[Exercise directions] Exact reproduction is required for all entries.

+++++

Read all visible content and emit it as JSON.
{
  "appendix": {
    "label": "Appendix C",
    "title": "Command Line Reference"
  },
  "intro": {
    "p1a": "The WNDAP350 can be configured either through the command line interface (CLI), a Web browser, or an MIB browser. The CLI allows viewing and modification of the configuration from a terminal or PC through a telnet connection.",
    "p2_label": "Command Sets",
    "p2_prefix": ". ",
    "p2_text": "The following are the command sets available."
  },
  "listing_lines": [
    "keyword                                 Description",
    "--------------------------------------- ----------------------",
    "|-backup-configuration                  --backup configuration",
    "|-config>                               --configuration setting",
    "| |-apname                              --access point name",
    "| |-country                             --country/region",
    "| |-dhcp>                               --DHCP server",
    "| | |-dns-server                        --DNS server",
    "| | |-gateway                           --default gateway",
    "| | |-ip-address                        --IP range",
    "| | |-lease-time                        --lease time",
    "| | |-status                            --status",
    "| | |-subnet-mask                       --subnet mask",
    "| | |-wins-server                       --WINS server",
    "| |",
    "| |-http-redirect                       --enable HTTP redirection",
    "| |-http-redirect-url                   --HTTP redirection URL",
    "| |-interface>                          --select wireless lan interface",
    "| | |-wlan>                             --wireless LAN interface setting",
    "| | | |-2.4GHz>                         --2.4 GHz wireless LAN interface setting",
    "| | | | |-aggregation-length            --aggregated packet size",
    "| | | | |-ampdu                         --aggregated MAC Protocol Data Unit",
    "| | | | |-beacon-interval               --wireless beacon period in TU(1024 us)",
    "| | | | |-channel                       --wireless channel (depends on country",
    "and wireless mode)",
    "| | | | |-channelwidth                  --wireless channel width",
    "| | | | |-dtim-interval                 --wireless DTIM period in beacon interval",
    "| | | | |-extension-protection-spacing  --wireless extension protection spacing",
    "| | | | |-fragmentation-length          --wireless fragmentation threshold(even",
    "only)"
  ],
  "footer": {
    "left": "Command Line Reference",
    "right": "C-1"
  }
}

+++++

[Solution to the problem]
Read all visible content and emit it as JSON.
{
  "appendix": {
    "label": "Appendix C",
    "title": "Command Line Reference"
  },
  "intro": {
    "p1a": "The WNDAP350 can be configured either through the command line interface (CLI), a Web browser, or an MIB browser. The CLI allows viewing and modification of the configuration from a terminal or PC through a telnet connection.",
    "p2_label": "Command Sets",
    "p2_prefix": ". ",
    "p2_text": "The following are the command sets available."
  },
  "listing_lines": [
    "keyword                                 Description",
    "--------------------------------------- ----------------------",
    "|-backup-configuration                  --backup configuration",
    "|-config>                               --configuration setting",
    "| |-apname                              --access point name",
    "| |-country                             --country/region",
    "| |-dhcp>                               --DHCP server",
    "| | |-dns-server                        --DNS server",
    "| | |-gateway                           --default gateway",
    "| | |-ip-address                        --IP range",
    "| | |-lease-time                        --lease time",
    "| | |-status                            --status",
    "| | |-subnet-mask                       --subnet mask",
    "| | |-wins-server                       --WINS server",
    "| |",
    "| |-http-redirect                       --enable HTTP redirection",
    "| |-http-redirect-url                   --HTTP redirection URL",
    "| |-interface>                          --select wireless lan interface",
    "| | |-wlan>                             --wireless LAN interface setting",
    "| | | |-2.4GHz>                         --2.4 GHz wireless LAN interface setting",
    "| | | | |-aggregation-length            --aggregated packet size",
    "| | | | |-ampdu                         --aggregated MAC Protocol Data Unit",
    "| | | | |-beacon-interval               --wireless beacon period in TU(1024 us)",
    "| | | | |-channel                       --wireless channel (depends on country",
    "and wireless mode)",
    "| | | | |-channelwidth                  --wireless channel width",
    "| | | | |-dtim-interval                 --wireless DTIM period in beacon interval",
    "| | | | |-extension-protection-spacing  --wireless extension protection spacing",
    "| | | | |-fragmentation-length          --wireless fragmentation threshold(even",
    "only)"
  ],
  "footer": {
    "left": "Command Line Reference",
    "right": "C-1"
  }
}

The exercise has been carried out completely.